But the key question with any album by any artist, living or dead, is “Is it a compelling listen?” Well, if you never liked Jimi Hendrix before, Valleys of Neptune won’t win you over. And if you did like Jimi Hendrix before, like I did, Valleys of Neptune will prove a fairly enjoyable listen (although I get antsy by the time “Red House” rolls around) and, if nothing else, it will make you want to hit John Mayer in the face with a shovel (as if any thinking person needs another reason to want to hit John Mayer in the face with a shovel). Why? Because Valleys of Neptune will remind you just how amazing a guitar player Jimi Hendrix was – it even casts a shadow on my enjoyment of Stevie Ray Vaughan’s music (only a little) because it illustrates the large debt Vaughan owed to Hendrix. And if you connect the dots, you see that Mayer is a watered down imitator of Stevie Ray, who was something of a Hendrix impersonator (though a fairly superb one. And, before SRV fans send the hate mail, I’d be remiss if I didn’t point out the debt that both Jimi Hendrix and Stevie Ray Vaughan owe to slide guitarist Elmore James). This is not to cast derision on Stevie Ray Vaughan, but to cast it on John Mayer. In light of Jimi Hendrix’s recorded output, one should see Mayer on the level of a bad Elvis impersonator – he is to music what Kirsten Dunst is to acting (and if you think Kirsten Dunst is a great actress, I want whatever drugs you’re taking).

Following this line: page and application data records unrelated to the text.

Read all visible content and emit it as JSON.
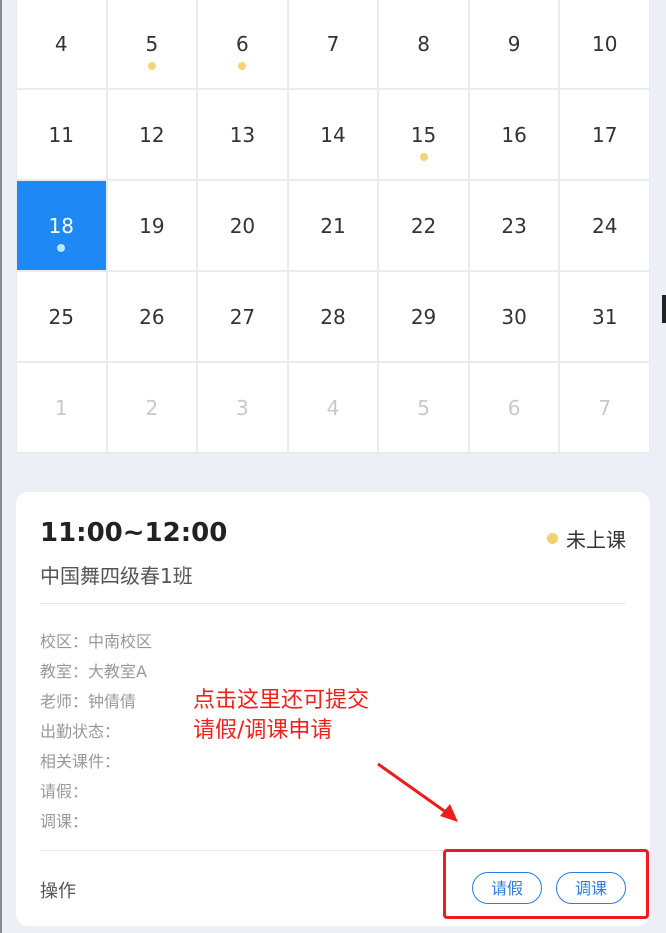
{
  "calendar": {
    "weeks": [
      [
        {
          "d": ""
        },
        {
          "d": ""
        },
        {
          "d": ""
        },
        {
          "d": ""
        },
        {
          "d": ""
        },
        {
          "d": ""
        },
        {
          "d": ""
        }
      ],
      [
        {
          "d": "4"
        },
        {
          "d": "5",
          "dot": true
        },
        {
          "d": "6",
          "dot": true
        },
        {
          "d": "7"
        },
        {
          "d": "8"
        },
        {
          "d": "9"
        },
        {
          "d": "10"
        }
      ],
      [
        {
          "d": "11"
        },
        {
          "d": "12"
        },
        {
          "d": "13"
        },
        {
          "d": "14"
        },
        {
          "d": "15",
          "dot": true
        },
        {
          "d": "16"
        },
        {
          "d": "17"
        }
      ],
      [
        {
          "d": "18",
          "dot": true,
          "selected": true
        },
        {
          "d": "19"
        },
        {
          "d": "20"
        },
        {
          "d": "21"
        },
        {
          "d": "22"
        },
        {
          "d": "23"
        },
        {
          "d": "24"
        }
      ],
      [
        {
          "d": "25"
        },
        {
          "d": "26"
        },
        {
          "d": "27"
        },
        {
          "d": "28"
        },
        {
          "d": "29"
        },
        {
          "d": "30"
        },
        {
          "d": "31"
        }
      ],
      [
        {
          "d": "1",
          "other": true
        },
        {
          "d": "2",
          "other": true
        },
        {
          "d": "3",
          "other": true
        },
        {
          "d": "4",
          "other": true
        },
        {
          "d": "5",
          "other": true
        },
        {
          "d": "6",
          "other": true
        },
        {
          "d": "7",
          "other": true
        }
      ]
    ],
    "colors": {
      "selected": "#1e88f5",
      "dot": "#f7d27a"
    }
  },
  "course": {
    "time": "11:00~12:00",
    "status": "未上课",
    "status_color": "#f5d06e",
    "class_name": "中国舞四级春1班",
    "info": [
      {
        "label": "校区：",
        "value": "中南校区"
      },
      {
        "label": "教室：",
        "value": "大教室A"
      },
      {
        "label": "老师：",
        "value": "钟倩倩"
      },
      {
        "label": "出勤状态：",
        "value": ""
      },
      {
        "label": "相关课件：",
        "value": ""
      },
      {
        "label": "请假：",
        "value": ""
      },
      {
        "label": "调课：",
        "value": ""
      }
    ],
    "ops_label": "操作",
    "leave_button": "请假",
    "adjust_button": "调课"
  },
  "annotation": {
    "line1": "点击这里还可提交",
    "line2": "请假/调课申请",
    "color": "#f0201b"
  }
}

Among the Hendrix songs I’ve never heard before, my two favorites on Valleys of Neptune are the title track and the scorching “Hear My Train A-Comin'”, which is a stunning, visceral blues number on a par with the version of “Red House” that doesn’t appear on this album.

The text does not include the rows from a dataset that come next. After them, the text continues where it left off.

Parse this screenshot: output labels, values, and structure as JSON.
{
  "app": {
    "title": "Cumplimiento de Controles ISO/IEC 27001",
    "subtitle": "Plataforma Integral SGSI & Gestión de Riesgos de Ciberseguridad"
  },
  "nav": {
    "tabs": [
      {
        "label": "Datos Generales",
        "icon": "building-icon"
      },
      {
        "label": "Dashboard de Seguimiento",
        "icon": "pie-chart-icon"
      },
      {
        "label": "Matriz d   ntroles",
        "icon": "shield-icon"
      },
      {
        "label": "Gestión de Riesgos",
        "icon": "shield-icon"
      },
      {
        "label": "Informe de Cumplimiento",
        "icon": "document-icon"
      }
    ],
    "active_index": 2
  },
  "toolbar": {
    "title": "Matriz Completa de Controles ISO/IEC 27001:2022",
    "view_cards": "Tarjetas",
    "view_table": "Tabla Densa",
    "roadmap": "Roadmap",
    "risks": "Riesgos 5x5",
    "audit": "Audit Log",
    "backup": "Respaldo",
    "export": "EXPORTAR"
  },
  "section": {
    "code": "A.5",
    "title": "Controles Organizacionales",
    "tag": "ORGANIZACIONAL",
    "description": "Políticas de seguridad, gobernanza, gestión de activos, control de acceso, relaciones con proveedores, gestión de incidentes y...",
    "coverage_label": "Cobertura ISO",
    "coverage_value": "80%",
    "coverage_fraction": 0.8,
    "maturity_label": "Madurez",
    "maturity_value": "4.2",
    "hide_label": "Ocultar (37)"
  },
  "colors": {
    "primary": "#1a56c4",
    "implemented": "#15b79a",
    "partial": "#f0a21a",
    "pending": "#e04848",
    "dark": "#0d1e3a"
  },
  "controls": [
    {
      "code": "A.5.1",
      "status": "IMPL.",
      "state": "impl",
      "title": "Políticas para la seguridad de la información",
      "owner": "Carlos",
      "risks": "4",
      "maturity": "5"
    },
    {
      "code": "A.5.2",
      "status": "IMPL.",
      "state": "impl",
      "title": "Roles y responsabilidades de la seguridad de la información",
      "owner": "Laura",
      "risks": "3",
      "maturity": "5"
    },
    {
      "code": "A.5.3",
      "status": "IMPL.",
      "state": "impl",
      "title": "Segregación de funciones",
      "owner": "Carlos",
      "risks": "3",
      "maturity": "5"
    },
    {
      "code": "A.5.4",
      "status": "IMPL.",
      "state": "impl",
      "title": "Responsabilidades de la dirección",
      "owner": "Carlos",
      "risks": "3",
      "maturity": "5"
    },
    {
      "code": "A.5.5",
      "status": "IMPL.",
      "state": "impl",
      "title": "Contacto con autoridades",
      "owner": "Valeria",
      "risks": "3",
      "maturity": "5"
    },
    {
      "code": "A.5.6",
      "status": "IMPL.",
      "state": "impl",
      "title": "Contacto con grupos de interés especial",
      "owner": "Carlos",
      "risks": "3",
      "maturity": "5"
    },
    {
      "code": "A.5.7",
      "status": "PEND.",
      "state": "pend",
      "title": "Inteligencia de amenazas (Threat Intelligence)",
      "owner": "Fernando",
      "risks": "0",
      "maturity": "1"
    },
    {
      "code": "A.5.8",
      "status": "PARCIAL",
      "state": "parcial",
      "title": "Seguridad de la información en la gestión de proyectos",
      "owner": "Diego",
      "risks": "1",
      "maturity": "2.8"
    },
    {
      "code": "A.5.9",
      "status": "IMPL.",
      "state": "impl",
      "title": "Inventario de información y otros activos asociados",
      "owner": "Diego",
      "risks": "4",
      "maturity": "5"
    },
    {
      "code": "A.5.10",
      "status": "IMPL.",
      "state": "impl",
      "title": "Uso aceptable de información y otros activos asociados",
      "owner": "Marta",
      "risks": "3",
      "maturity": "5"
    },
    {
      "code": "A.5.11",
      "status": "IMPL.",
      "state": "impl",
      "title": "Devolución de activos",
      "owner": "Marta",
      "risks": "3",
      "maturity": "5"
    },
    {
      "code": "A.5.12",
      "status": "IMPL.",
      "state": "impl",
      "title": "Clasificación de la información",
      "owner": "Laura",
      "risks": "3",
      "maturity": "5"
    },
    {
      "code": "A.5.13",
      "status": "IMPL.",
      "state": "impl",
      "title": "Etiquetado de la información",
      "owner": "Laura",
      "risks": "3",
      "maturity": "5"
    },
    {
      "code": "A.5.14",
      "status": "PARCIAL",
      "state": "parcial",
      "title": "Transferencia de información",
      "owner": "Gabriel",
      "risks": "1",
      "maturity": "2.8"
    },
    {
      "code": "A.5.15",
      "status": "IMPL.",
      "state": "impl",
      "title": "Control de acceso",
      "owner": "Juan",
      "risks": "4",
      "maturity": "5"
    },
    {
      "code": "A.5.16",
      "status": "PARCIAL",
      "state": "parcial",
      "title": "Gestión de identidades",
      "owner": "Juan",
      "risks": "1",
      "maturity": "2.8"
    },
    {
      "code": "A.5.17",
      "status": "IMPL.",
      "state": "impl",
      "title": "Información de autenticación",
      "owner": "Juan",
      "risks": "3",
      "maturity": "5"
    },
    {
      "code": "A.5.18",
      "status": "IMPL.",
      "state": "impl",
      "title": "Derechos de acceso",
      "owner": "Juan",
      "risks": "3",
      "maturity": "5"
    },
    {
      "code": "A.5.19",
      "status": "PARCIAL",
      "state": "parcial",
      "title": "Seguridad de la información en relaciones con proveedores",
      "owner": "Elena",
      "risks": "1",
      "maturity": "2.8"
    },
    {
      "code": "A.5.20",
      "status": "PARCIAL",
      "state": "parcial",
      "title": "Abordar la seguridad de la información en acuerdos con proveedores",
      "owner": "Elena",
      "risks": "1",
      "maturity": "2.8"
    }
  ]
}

I have, really, only two complaints about Valleys of Neptune, neither one of which could be addressed by Janie Hendrix, unless she has a time machine that I don’t know about. The first is, as I believe I’ve mentioned, the inferior version of “Red House” and the second is that Hendrix recorded Cream’s “Sunshine of Your Love” as an instrumental track. It is evident that Jimi Hendrix was probably the best guitar player ever (your Satrianis and Vais and whatnot are not even in the same league, shredders. Henrdrix had soul. “Here My Train A-Comin'” blows every Joe Satriani track ever straight out of the water. Period.), but I have long lobbied to have him remembered as a really great singer. Listen to “Little Wing,” which is – again, obviously – a stellar guitar track, but his vocal performance on that song is really beautiful. No one is going to say that Hendrix doesn’t hit “Sunshine of Your Love” out of the park musically, but I would have loved to hear a recording of him singing the song as well.
In the end, you may be helping Janie Hendrix send her kids to college by purchasing Valleys of Neptune, but it remains a posthumous release that actually manages a lot of dignity and lacks any whiff of cynical exploitation. The woman seems genuinely concerned about preserving her brother’s legacy as a musician, and I’m saying that as a guy who derided the existence of this album from the first moment I heard about it.